The Balance Sheet is the last of the financial statements that you need to include in the Financial Plan section of the business plan. The Balance Sheet presents a picture of your business' net worth at a particular point in time. It summarizes all the financial data about your business, breaking that data into 3 categories; assets, liabilities, and equity.
Some definitions first:
Assets are tangible objects of financial value that are owned by the company.
A liability is a debt owed to a creditor of the company.
Equity is the net difference when the total liabilities are subtracted from the total assets.
All accounts in your General Ledger are categorized as an asset, a liability or equity. The relationship between them is expressed in this equation: Assets = Liabilities + Equity.
For the purposes of your business plan, you'll be creating a pro forma Balance Sheet intended to summarize the information in the Income Statement and Cash Flow Projections. Normally a business prepares a Balance Sheet once a year.

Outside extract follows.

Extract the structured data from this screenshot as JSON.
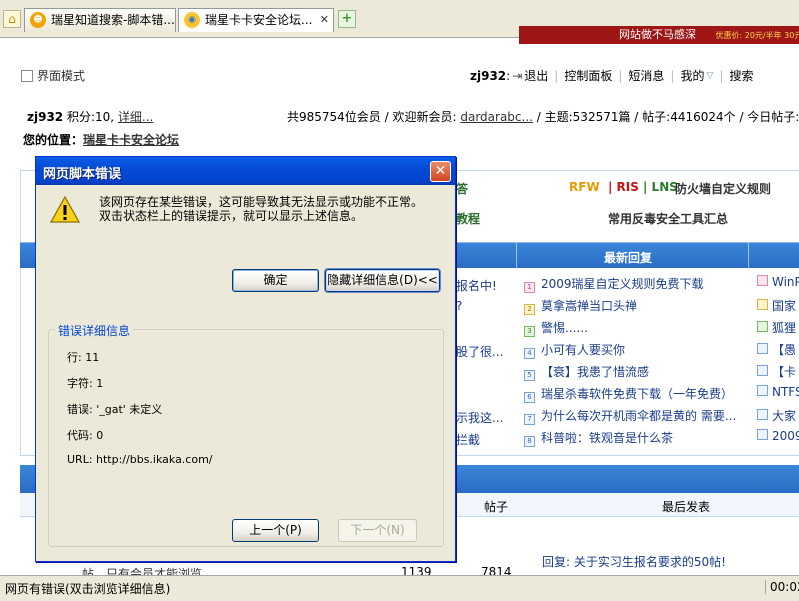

Here is a template for a Balance Sheet that you can use for your business plan (or later on when your business is up and running):
|Current Assets:||Current Liabilities:|
|Cash in Bank||Accounts Payable|
|Petty Cash||Vacation Payable|
|Net Cash||EI Payable|
|Accounts Receivable||Federal Income Tax Payable|
|Prepaid Insurance||Total Canada Customs & Revenue|
|Total Current Assets||WCB Payable|
|Fixed Assets:||Union Dues Payable|
|Less Depreciation||GST Charged on Sales|
|Net Land & Buildings||GST Paid on Purchases|
|Equipment||Total Current Liabilities|
|Net Equipment||Long-Term Liabilities|
|Total Long-Term Liabilities|
|Owner's Equity - Capital|
|Owner - Draws|
|LIABILITIES AND EQUITY|
Once again, this template is an example of the different categories of assets and liabilities that may apply to your business. The Balance Sheet will reproduce the accounts you have set up in your General Ledger. You may need to modify the categories in the Balance Sheet template above to suit your own business.
Once you have your Balance Sheet completed, you're ready to write a brief analysis of each of the three financial statements. When you're writing these analysis paragraphs, you want to keep them short and cover the highlights, rather than writing an in-depth analysis. The two Financial Plan samples in the sidebar (under "Elsewhere On The Web") will show you what these analyses will look like. The financial statements themselves (the Income Statement, Cash Flow Projections, and Balance Sheet) will be placed in your business plan's Appendices.